* Traveling alone with lots of luggage. It might seem like a good idea to park close to the airport. But when you park in the closest airport lot you have to manage to get all that luggage to the check-in counter on your own. If you choose a farther parking lot – either the airport provided “economy” parking or an off-site parking place, you will have a shuttle bus available to pick you up right at or very near your car. This bus will drop you right off at the sky-cap and check-in counter. A much easier way to arrive when you have more bags than hands.
* Roller-boards in the restroom. Ever tried to fit one of those carry-on bags into a tiny bathroom stall in the airport? It involves a precise navigation of bag, door and toilet. My advice – choose a more out of the way restroom and use the handicap stall. By choosing a slower traffic area you’ll be less likely to run into someone with an disability or a mother with a child waiting for the stall.
* Traveling in pairs on a 3 and 3 across plane. You and your spouse are having a nice getaway. You, of course, want to sit together. Even more ideal would be if you could have one of those rows of 3 all to yourselves. I guarantee you that if you select your seats as the window & middle or aisle & middle someone will snatch up the remaining aisle/window. Those seats are coveted. Leave one open and it’s sure to be taken. But if you select your seats as the window & aisle and leave the middle open it’s less likely to be taken by a fellow passenger. People will take all the other window/aisle seats first. If by chance the flight is full and someone does come along to sit in that middle seat, they will be thrilled when you tell them you are traveling together and would they rather have the window/aisle instead of that dreaded middle. It’s a win-win.
* Need extra legroom? Exit rows have lots of extra legroom. But if you want one, it helps to get to the airport early. Airlines only assign these seats at the airport. I believe the reason is that they want to see for themselves that you are physically of age and capable to manning the door if necessary. As soon as you arrive at the airport check-in, ask to be reassigned to an exit row. You may not get it, but you just might.
* Like to recline?
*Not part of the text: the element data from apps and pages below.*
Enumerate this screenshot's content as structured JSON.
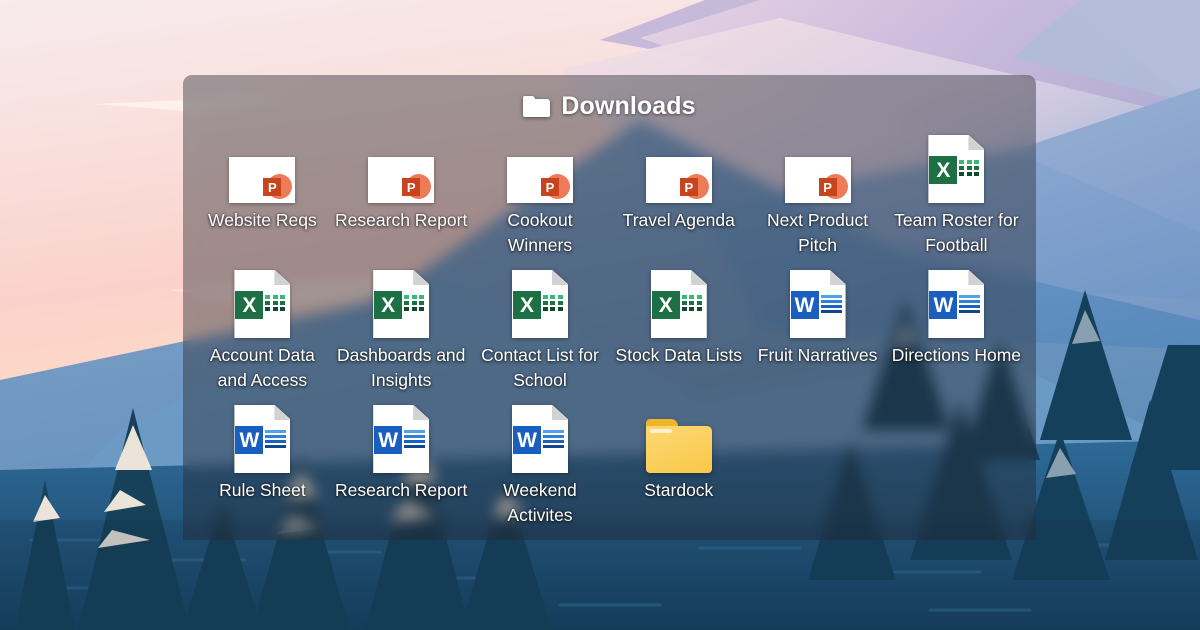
{
  "window": {
    "title": "Downloads",
    "folder_icon": "folder-icon"
  },
  "colors": {
    "panel_overlay": "#242630",
    "excel_green": "#1d7044",
    "word_blue": "#1a5fc0",
    "powerpoint_orange": "#c8441d",
    "folder_yellow": "#fbcf5c",
    "label_text": "#ffffff"
  },
  "items": [
    {
      "label": "Website Reqs",
      "type": "powerpoint",
      "icon": "powerpoint-file-icon",
      "glyph": "P"
    },
    {
      "label": "Research Report",
      "type": "powerpoint",
      "icon": "powerpoint-file-icon",
      "glyph": "P"
    },
    {
      "label": "Cookout Winners",
      "type": "powerpoint",
      "icon": "powerpoint-file-icon",
      "glyph": "P"
    },
    {
      "label": "Travel Agenda",
      "type": "powerpoint",
      "icon": "powerpoint-file-icon",
      "glyph": "P"
    },
    {
      "label": "Next Product Pitch",
      "type": "powerpoint",
      "icon": "powerpoint-file-icon",
      "glyph": "P"
    },
    {
      "label": "Team Roster for Football",
      "type": "excel",
      "icon": "excel-file-icon",
      "glyph": "X"
    },
    {
      "label": "Account Data and Access",
      "type": "excel",
      "icon": "excel-file-icon",
      "glyph": "X"
    },
    {
      "label": "Dashboards and Insights",
      "type": "excel",
      "icon": "excel-file-icon",
      "glyph": "X"
    },
    {
      "label": "Contact List for School",
      "type": "excel",
      "icon": "excel-file-icon",
      "glyph": "X"
    },
    {
      "label": "Stock Data Lists",
      "type": "excel",
      "icon": "excel-file-icon",
      "glyph": "X"
    },
    {
      "label": "Fruit Narratives",
      "type": "word",
      "icon": "word-file-icon",
      "glyph": "W"
    },
    {
      "label": "Directions Home",
      "type": "word",
      "icon": "word-file-icon",
      "glyph": "W"
    },
    {
      "label": "Rule Sheet",
      "type": "word",
      "icon": "word-file-icon",
      "glyph": "W"
    },
    {
      "label": "Research Report",
      "type": "word",
      "icon": "word-file-icon",
      "glyph": "W"
    },
    {
      "label": "Weekend Activites",
      "type": "word",
      "icon": "word-file-icon",
      "glyph": "W"
    },
    {
      "label": "Stardock",
      "type": "folder",
      "icon": "folder-icon",
      "glyph": ""
    }
  ]
}
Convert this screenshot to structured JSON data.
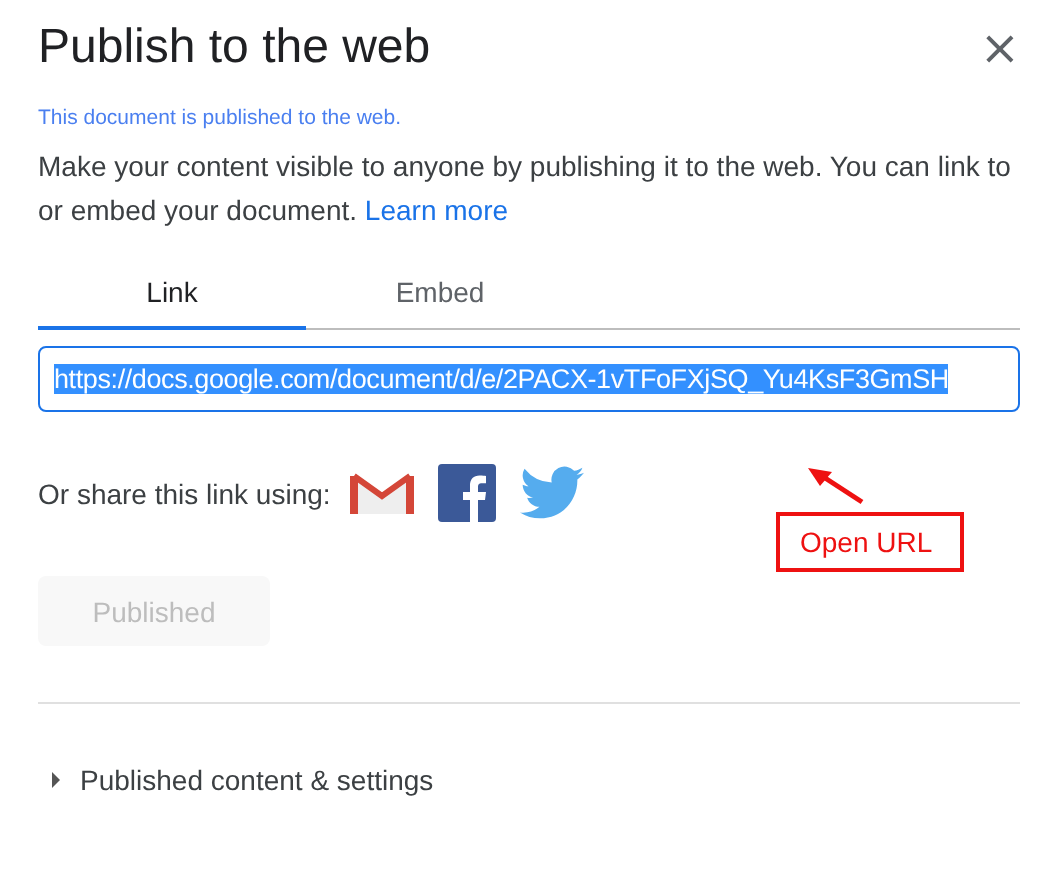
{
  "dialog": {
    "title": "Publish to the web",
    "close": "×"
  },
  "status": "This document is published to the web.",
  "description": {
    "text": "Make your content visible to anyone by publishing it to the web. You can link to or embed your document.",
    "link": "Learn more"
  },
  "tabs": [
    {
      "label": "Link",
      "selected": true
    },
    {
      "label": "Embed",
      "selected": false
    }
  ],
  "link_field": {
    "value": "https://docs.google.com/document/d/e/2PACX-1vTFoFXjSQ_Yu4KsF3GmSH",
    "highlighted": true
  },
  "share": {
    "label": "Or share this link using:",
    "services": [
      {
        "kind": "gmail"
      },
      {
        "kind": "facebook"
      },
      {
        "kind": "twitter"
      }
    ]
  },
  "annotation": {
    "text": "Open URL"
  },
  "publish_button": {
    "label": "Published",
    "disabled": true
  },
  "settings": {
    "label": "Published content & settings",
    "expanded": false
  }
}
Never choose the last row of the plane or the row directly in front of an exit row. Usually, these seats do not recline. That’s not universally true but better safe than sorry.
* Check-in online. You can check in online 24 hours in advance of your flight on almost every US airline. By checking in early, you can review your seat selection and perhaps snag something slightly better than you were able to get originally. Trust me, savvy business travelers are checking in as soon as possible and taking all the good seats.
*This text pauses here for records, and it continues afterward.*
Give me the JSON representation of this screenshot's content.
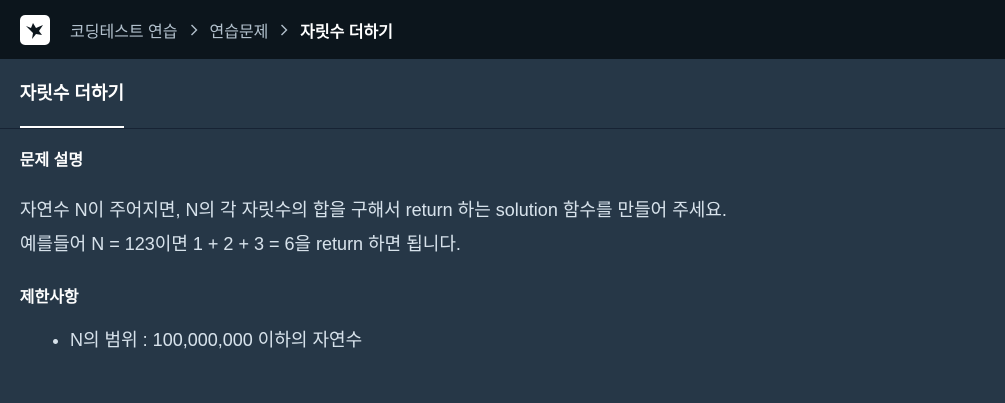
{
  "breadcrumb": {
    "items": [
      "코딩테스트 연습",
      "연습문제"
    ],
    "current": "자릿수 더하기"
  },
  "tab": {
    "label": "자릿수 더하기"
  },
  "problem": {
    "heading": "문제 설명",
    "lines": [
      "자연수 N이 주어지면, N의 각 자릿수의 합을 구해서 return 하는 solution 함수를 만들어 주세요.",
      "예를들어 N = 123이면 1 + 2 + 3 = 6을 return 하면 됩니다."
    ]
  },
  "constraints": {
    "heading": "제한사항",
    "items": [
      "N의 범위 : 100,000,000 이하의 자연수"
    ]
  },
  "icons": {
    "logo": "programmers-logo-icon",
    "separator": "chevron-right-icon"
  },
  "colors": {
    "topbar": "#0c151c",
    "background": "#263747",
    "text": "#d7e2eb"
  }
}
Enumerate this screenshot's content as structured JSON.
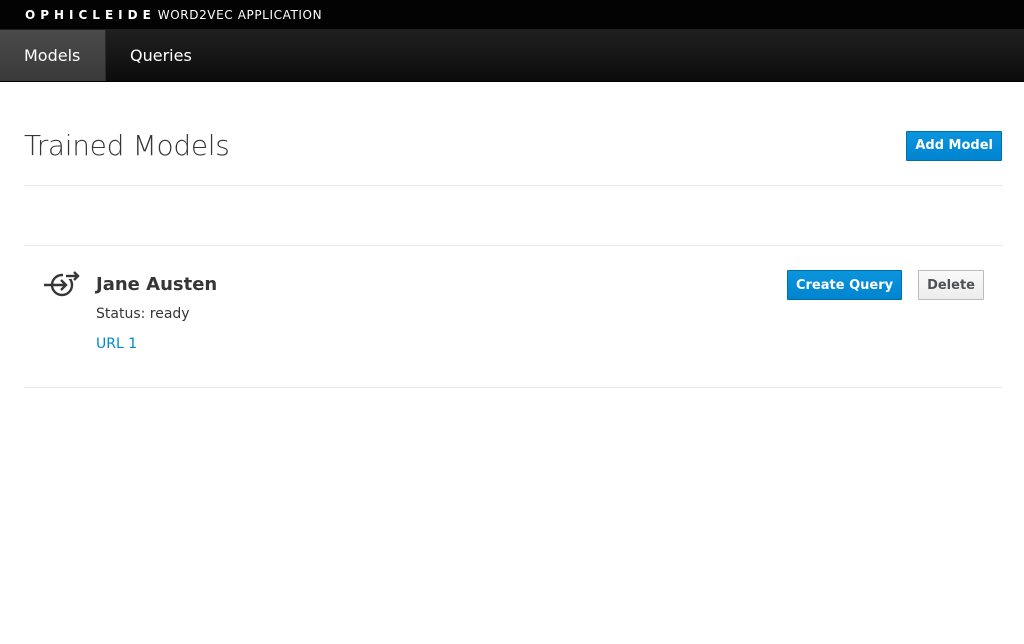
{
  "brand": {
    "logo": "OPHICLEIDE",
    "subtitle": "WORD2VEC APPLICATION"
  },
  "nav": {
    "tabs": [
      {
        "label": "Models",
        "active": true
      },
      {
        "label": "Queries",
        "active": false
      }
    ]
  },
  "page": {
    "title": "Trained Models",
    "add_button": "Add Model"
  },
  "models": [
    {
      "icon": "sync-arrow-icon",
      "name": "Jane Austen",
      "status": "Status: ready",
      "link": "URL 1",
      "create_query_label": "Create Query",
      "delete_label": "Delete"
    }
  ],
  "colors": {
    "primary": "#0088ce",
    "navbar": "#0c0c0c",
    "brandbar": "#030303"
  }
}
* Saved money by connecting but wish you could fly direct? I try to fly direct whenever possible. But sometimes the price differential is just too great to justify. If your departure and final destination cities have a direct flight between them, you may be able to get on that plane. This works best when the departure time for the direct flight is around the same time as your ticketed flight. When you arrive, go to the ticket counter and ask if the direct flight has remaining seats available. If it does, and you ask VERY nicely, the ticket agent can move you to the direct flight. If there is a stand-by list, you can be placed on that as well. Of course, if your ticketed flight leaves before the stand-by list is called you won’t want to wait around for it.
- You can also see if there are empty seats when you are doing your online check-in by searching for that flight as though you were going to purchase a ticket.
* Add the reservations number for the airline to your cell phone contact list. If your flight gets canceled, everyone will have to go stand in line at the counter at the gate to be re-ticketed. Get in line but as soon as you get in line, call the reservations number. There is a phone bank full of people available to help whereas at the counter there are only 1-3 gate agents helping perhaps hundreds of people. The reservations agents on the phone are able to rebook you just as easily as the gate agents. If you get to the gate agent before you reach someone on the phone, then you didn’t lose anything by sitting on hold for that time (except a few minutes of your cell phone time). But it is likely you’ll get someone on the phone first.
And the most important thing to remember when traveling…..
* Niceness goes a long way with airline and airport personnel. I know it’s easy to lose your cool when you’ve been bumped, delayed or otherwise maligned. But remember that these people have a job to do, just like you do. They are trying their best to get you where you need to be. And if they have a choice between helping a shouting, cursing, red-in-the-face bully or a mild-mannered person who asks with a smile and a please…. well, you guess who they are going to feel more inclined to assist.